INSTRUCTIONS FOR THE TASK —
Every record below is to be retyped exactly, with the pictures left out.

=== Begin Enclosure ===

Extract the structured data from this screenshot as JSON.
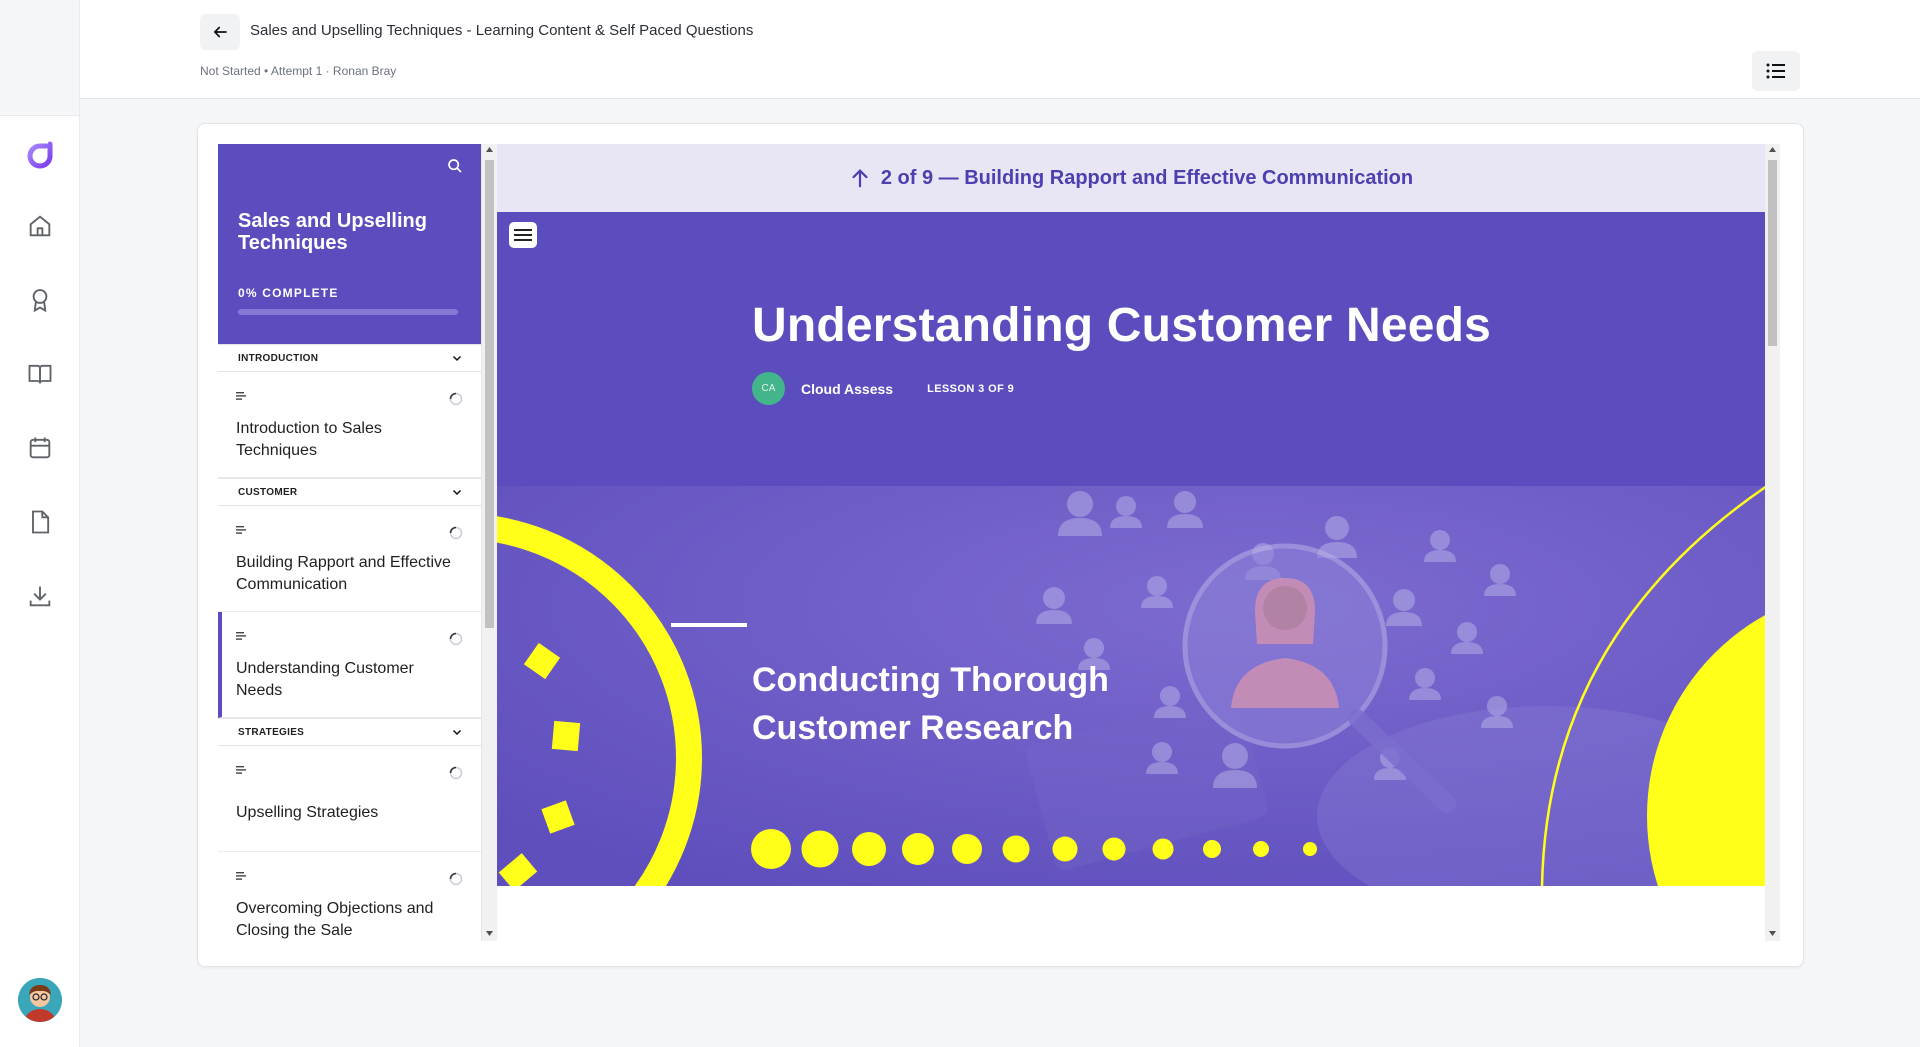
{
  "header": {
    "title": "Sales and Upselling Techniques - Learning Content & Self Paced Questions",
    "meta": "Not Started • Attempt 1 · Ronan Bray"
  },
  "rail": {
    "items": [
      {
        "icon": "home-icon"
      },
      {
        "icon": "award-icon"
      },
      {
        "icon": "book-icon"
      },
      {
        "icon": "calendar-icon"
      },
      {
        "icon": "document-icon"
      },
      {
        "icon": "download-icon"
      }
    ]
  },
  "course": {
    "title": "Sales and Upselling Techniques",
    "progress_label": "0% COMPLETE",
    "progress": 0,
    "sections": [
      {
        "name": "INTRODUCTION",
        "lessons": [
          {
            "label": "Introduction to Sales Techniques"
          }
        ]
      },
      {
        "name": "CUSTOMER",
        "lessons": [
          {
            "label": "Building Rapport and Effective Communication"
          },
          {
            "label": "Understanding Customer Needs"
          }
        ]
      },
      {
        "name": "STRATEGIES",
        "lessons": [
          {
            "label": "Upselling Strategies"
          },
          {
            "label": "Overcoming Objections and Closing the Sale"
          }
        ]
      }
    ]
  },
  "lesson": {
    "prev_nav": "2 of 9 — Building Rapport and Effective Communication",
    "title": "Understanding Customer Needs",
    "author_initials": "CA",
    "author": "Cloud Assess",
    "lesson_count": "LESSON 3 OF 9",
    "banner_heading": "Conducting Thorough Customer Research"
  },
  "colors": {
    "accent": "#5b4dbe",
    "nav_strip": "#e8e6f5",
    "banner_yellow": "#ffff1a",
    "avatar_green": "#43b58a"
  }
}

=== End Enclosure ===

COMPLETED EXERCISE —
Extract the structured data from this screenshot as JSON.
{
  "header": {
    "title": "Sales and Upselling Techniques - Learning Content & Self Paced Questions",
    "meta": "Not Started • Attempt 1 · Ronan Bray"
  },
  "rail": {
    "items": [
      {
        "icon": "home-icon"
      },
      {
        "icon": "award-icon"
      },
      {
        "icon": "book-icon"
      },
      {
        "icon": "calendar-icon"
      },
      {
        "icon": "document-icon"
      },
      {
        "icon": "download-icon"
      }
    ]
  },
  "course": {
    "title": "Sales and Upselling Techniques",
    "progress_label": "0% COMPLETE",
    "progress": 0,
    "sections": [
      {
        "name": "INTRODUCTION",
        "lessons": [
          {
            "label": "Introduction to Sales Techniques"
          }
        ]
      },
      {
        "name": "CUSTOMER",
        "lessons": [
          {
            "label": "Building Rapport and Effective Communication"
          },
          {
            "label": "Understanding Customer Needs"
          }
        ]
      },
      {
        "name": "STRATEGIES",
        "lessons": [
          {
            "label": "Upselling Strategies"
          },
          {
            "label": "Overcoming Objections and Closing the Sale"
          }
        ]
      }
    ]
  },
  "lesson": {
    "prev_nav": "2 of 9 — Building Rapport and Effective Communication",
    "title": "Understanding Customer Needs",
    "author_initials": "CA",
    "author": "Cloud Assess",
    "lesson_count": "LESSON 3 OF 9",
    "banner_heading": "Conducting Thorough Customer Research"
  },
  "colors": {
    "accent": "#5b4dbe",
    "nav_strip": "#e8e6f5",
    "banner_yellow": "#ffff1a",
    "avatar_green": "#43b58a"
  }
}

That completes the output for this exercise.